The whole listing is to be set down again without alteration.

>>>

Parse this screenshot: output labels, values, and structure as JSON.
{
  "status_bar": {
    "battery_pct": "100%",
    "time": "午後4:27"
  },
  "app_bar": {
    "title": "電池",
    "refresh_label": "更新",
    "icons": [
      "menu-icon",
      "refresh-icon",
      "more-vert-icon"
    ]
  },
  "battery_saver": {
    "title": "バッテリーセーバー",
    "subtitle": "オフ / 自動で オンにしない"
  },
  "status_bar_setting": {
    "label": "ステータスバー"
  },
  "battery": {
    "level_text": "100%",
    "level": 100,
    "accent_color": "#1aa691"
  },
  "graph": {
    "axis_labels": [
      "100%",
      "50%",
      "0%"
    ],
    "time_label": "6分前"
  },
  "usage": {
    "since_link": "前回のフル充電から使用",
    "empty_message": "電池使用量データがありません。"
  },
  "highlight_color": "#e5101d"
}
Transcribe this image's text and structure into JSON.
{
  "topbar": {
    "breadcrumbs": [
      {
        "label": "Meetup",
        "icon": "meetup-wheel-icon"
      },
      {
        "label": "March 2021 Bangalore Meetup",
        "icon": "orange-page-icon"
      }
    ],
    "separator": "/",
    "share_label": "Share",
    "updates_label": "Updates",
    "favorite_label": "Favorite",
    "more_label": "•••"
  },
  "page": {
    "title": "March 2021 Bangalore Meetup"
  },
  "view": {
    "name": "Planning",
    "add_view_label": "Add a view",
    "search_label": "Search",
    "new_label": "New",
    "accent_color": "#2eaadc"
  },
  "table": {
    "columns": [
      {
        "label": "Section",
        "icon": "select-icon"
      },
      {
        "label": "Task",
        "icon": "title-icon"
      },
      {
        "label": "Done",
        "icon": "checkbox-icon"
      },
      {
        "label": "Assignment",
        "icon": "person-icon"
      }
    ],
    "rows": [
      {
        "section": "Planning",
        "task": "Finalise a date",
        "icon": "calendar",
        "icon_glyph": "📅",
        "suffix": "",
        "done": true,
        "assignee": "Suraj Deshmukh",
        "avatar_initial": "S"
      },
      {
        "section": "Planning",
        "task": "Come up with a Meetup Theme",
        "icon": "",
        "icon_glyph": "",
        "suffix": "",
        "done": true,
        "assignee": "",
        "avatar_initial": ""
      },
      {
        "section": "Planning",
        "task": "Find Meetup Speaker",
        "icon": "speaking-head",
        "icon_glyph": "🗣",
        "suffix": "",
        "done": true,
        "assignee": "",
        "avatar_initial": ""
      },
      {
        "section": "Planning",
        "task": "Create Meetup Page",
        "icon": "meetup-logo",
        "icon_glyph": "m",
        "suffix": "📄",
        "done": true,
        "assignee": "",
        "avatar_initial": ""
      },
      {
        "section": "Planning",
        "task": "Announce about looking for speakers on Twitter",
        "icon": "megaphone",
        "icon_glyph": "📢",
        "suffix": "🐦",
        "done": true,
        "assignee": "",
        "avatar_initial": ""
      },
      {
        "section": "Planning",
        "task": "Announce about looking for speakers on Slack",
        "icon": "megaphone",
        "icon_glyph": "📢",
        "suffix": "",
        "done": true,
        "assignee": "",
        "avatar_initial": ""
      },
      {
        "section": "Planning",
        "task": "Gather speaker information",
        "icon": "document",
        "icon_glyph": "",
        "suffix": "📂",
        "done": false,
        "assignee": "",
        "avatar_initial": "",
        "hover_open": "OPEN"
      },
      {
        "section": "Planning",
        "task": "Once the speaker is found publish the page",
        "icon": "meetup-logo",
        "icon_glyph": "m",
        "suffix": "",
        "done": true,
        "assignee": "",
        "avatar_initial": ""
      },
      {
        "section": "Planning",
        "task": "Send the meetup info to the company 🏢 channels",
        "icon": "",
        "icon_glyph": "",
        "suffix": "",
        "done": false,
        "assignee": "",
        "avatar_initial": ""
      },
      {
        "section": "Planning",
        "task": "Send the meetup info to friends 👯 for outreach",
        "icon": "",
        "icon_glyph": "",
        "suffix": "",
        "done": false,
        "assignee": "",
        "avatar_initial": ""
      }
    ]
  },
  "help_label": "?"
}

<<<

## [SOLUTION FOR THIS PROBLEM]
Parse this screenshot: output labels, values, and structure as JSON.
{
  "status_bar": {
    "battery_pct": "100%",
    "time": "午後4:27"
  },
  "app_bar": {
    "title": "電池",
    "refresh_label": "更新",
    "icons": [
      "menu-icon",
      "refresh-icon",
      "more-vert-icon"
    ]
  },
  "battery_saver": {
    "title": "バッテリーセーバー",
    "subtitle": "オフ / 自動で オンにしない"
  },
  "status_bar_setting": {
    "label": "ステータスバー"
  },
  "battery": {
    "level_text": "100%",
    "level": 100,
    "accent_color": "#1aa691"
  },
  "graph": {
    "axis_labels": [
      "100%",
      "50%",
      "0%"
    ],
    "time_label": "6分前"
  },
  "usage": {
    "since_link": "前回のフル充電から使用",
    "empty_message": "電池使用量データがありません。"
  },
  "highlight_color": "#e5101d"
}
Transcribe this image's text and structure into JSON.
{
  "topbar": {
    "breadcrumbs": [
      {
        "label": "Meetup",
        "icon": "meetup-wheel-icon"
      },
      {
        "label": "March 2021 Bangalore Meetup",
        "icon": "orange-page-icon"
      }
    ],
    "separator": "/",
    "share_label": "Share",
    "updates_label": "Updates",
    "favorite_label": "Favorite",
    "more_label": "•••"
  },
  "page": {
    "title": "March 2021 Bangalore Meetup"
  },
  "view": {
    "name": "Planning",
    "add_view_label": "Add a view",
    "search_label": "Search",
    "new_label": "New",
    "accent_color": "#2eaadc"
  },
  "table": {
    "columns": [
      {
        "label": "Section",
        "icon": "select-icon"
      },
      {
        "label": "Task",
        "icon": "title-icon"
      },
      {
        "label": "Done",
        "icon": "checkbox-icon"
      },
      {
        "label": "Assignment",
        "icon": "person-icon"
      }
    ],
    "rows": [
      {
        "section": "Planning",
        "task": "Finalise a date",
        "icon": "calendar",
        "icon_glyph": "📅",
        "suffix": "",
        "done": true,
        "assignee": "Suraj Deshmukh",
        "avatar_initial": "S"
      },
      {
        "section": "Planning",
        "task": "Come up with a Meetup Theme",
        "icon": "",
        "icon_glyph": "",
        "suffix": "",
        "done": true,
        "assignee": "",
        "avatar_initial": ""
      },
      {
        "section": "Planning",
        "task": "Find Meetup Speaker",
        "icon": "speaking-head",
        "icon_glyph": "🗣",
        "suffix": "",
        "done": true,
        "assignee": "",
        "avatar_initial": ""
      },
      {
        "section": "Planning",
        "task": "Create Meetup Page",
        "icon": "meetup-logo",
        "icon_glyph": "m",
        "suffix": "📄",
        "done": true,
        "assignee": "",
        "avatar_initial": ""
      },
      {
        "section": "Planning",
        "task": "Announce about looking for speakers on Twitter",
        "icon": "megaphone",
        "icon_glyph": "📢",
        "suffix": "🐦",
        "done": true,
        "assignee": "",
        "avatar_initial": ""
      },
      {
        "section": "Planning",
        "task": "Announce about looking for speakers on Slack",
        "icon": "megaphone",
        "icon_glyph": "📢",
        "suffix": "",
        "done": true,
        "assignee": "",
        "avatar_initial": ""
      },
      {
        "section": "Planning",
        "task": "Gather speaker information",
        "icon": "document",
        "icon_glyph": "",
        "suffix": "📂",
        "done": false,
        "assignee": "",
        "avatar_initial": "",
        "hover_open": "OPEN"
      },
      {
        "section": "Planning",
        "task": "Once the speaker is found publish the page",
        "icon": "meetup-logo",
        "icon_glyph": "m",
        "suffix": "",
        "done": true,
        "assignee": "",
        "avatar_initial": ""
      },
      {
        "section": "Planning",
        "task": "Send the meetup info to the company 🏢 channels",
        "icon": "",
        "icon_glyph": "",
        "suffix": "",
        "done": false,
        "assignee": "",
        "avatar_initial": ""
      },
      {
        "section": "Planning",
        "task": "Send the meetup info to friends 👯 for outreach",
        "icon": "",
        "icon_glyph": "",
        "suffix": "",
        "done": false,
        "assignee": "",
        "avatar_initial": ""
      }
    ]
  },
  "help_label": "?"
}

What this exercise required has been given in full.